Surfing's ultimate sell-out?
I hate everything about Facebook. I hate that it leeches away time and energy. I hate that it allows people to live shadow lives, cultivate false personas, or justify hateful behaviour by forming hateful allegiances with hateful strangers.
And I hate that Facebook owns the data of so many people, just as it now owns professional surfing.
I’m sure the WSL considered a subscription model to let us watch events, but obviously they’ve dismissed it as not viable at this stage. It’s probably the right decision for them, but not for me. Outsourcing broadcast and tech expertise and mainlining to millions of potential viewers is likely a “smart” move, but it doesn’t feel like the right one. I would gladly pay to keep surfing free from the shackles of tech behemoths and Big Data.
In my mind the marriage between the WSL and Facebook is surfing’s ultimate sell-out and I can’t believe more people don’t see that.
I gave up on Facebook a while back. It was making me angry and condescending. It was sapping my hope, and it was casting a gloomy net of opinion and judgement over family and friends.
Facebook stokes the embers of the worst versions of ourselves, the ones we push back in daily life and polite company. It is a platform to hoist our human failings for the world to see – greed, vanity, deceit, jealousy, bitterness, obsession with the self…you name it.
I object to people “liking” tragedy and serious illness, just as much as I object to them spraying love hearts and thumbs up emojis at blatant attention seeking and cries for help.
Recently a young boy from my town was killed in a car crash. I watched as the community clambered over each other in comment threads and faux heartbreak posts to grieve the hardest and fastest. A race to see who could get the most likes for a pithy post about a 17-year-old boy, smashed against a tree on a singletrack road. And I watched as the dead boy’s brother stumbled through some awkward posts of his own, unable to find the words or the will to grieve publically for his little brother, yet carried on a tide of competition to see who could be the most sympathetic, the most hurt. Some things are best kept private.
Declarations of love on FB are just as bad. I don’t think it would be a stretch to map the correlation between the professed happiness of a couple on FB and their actual happiness. Touting your wonderous union online is absolutely the death knells of that relationship.

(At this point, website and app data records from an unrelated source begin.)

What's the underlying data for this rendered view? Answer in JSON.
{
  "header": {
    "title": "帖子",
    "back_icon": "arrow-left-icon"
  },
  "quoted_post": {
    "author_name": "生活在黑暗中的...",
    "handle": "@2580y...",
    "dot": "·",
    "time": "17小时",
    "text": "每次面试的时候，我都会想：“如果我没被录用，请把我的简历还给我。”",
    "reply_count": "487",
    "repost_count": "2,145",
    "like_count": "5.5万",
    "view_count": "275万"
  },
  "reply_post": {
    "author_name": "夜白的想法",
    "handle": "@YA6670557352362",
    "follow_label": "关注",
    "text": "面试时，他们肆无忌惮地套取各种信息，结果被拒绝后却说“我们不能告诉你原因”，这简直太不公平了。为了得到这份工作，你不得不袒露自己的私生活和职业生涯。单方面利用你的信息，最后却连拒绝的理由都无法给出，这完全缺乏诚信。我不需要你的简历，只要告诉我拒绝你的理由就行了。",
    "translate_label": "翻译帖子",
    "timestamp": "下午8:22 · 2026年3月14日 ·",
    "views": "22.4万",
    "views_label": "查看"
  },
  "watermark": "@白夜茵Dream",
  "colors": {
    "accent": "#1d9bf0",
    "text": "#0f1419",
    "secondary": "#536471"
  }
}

People actually define themselves by their FB posts. I know a guy who came back from a snowboarding trip genuinely downbeat because “Facebook didn’t really make it look as good as it was”.
I know another guy, who, when his old man died, was told by FB that his dad’s profile page could and would not be removed. It had to stay there, frozen in the ether, his father’s memory presided over by grief tourists.
I shudder at the idea of being defined by things that I once posted on Facebook. I imagine dying tomorrow, and then, when my son is old enough, him trying to build a picture of his father based on look-at-me posts and vitriolic commentary I’ve been sucked into online. Better not to engage at all, I think. Better to opt out.
Which is what I did some months ago now. I know my page is still there, on an algorithmic hair trigger, ready to launch once more should I accidentally make an errant log in. But I haven’t so far, and I don’t intend to. Not even for surfing.
I haven’t missed FB. I find myself lagging on the occasional water cooler conversation, but that hardly matters. I can enjoy genuine interactions these days. Conversations with friends (you know, actual friends) that aren’t pre-loaded with pre-conceptions. It takes a moment or two for people to catch on. It takes a second for them to rediscover face-to-face engagement. After we’ve got by the statutory “Oh, so you didn’t see that on FB?”, conversations can actually feel real again.
So it’s against this background that I’ll bid adieu to watching pro surfing. On principle I can’t accept the union with FB. I understand it, sure. I understand that it’s a financial decision and a business decision and yet another decision in pursuit of pro surfing’s white whale – the mainstream audience – but I will not step aboard.
I love professional surfing, as dubiously entertaining as it may be.
But I will not sell myself or my data to Facebook in order to watch it, even for free.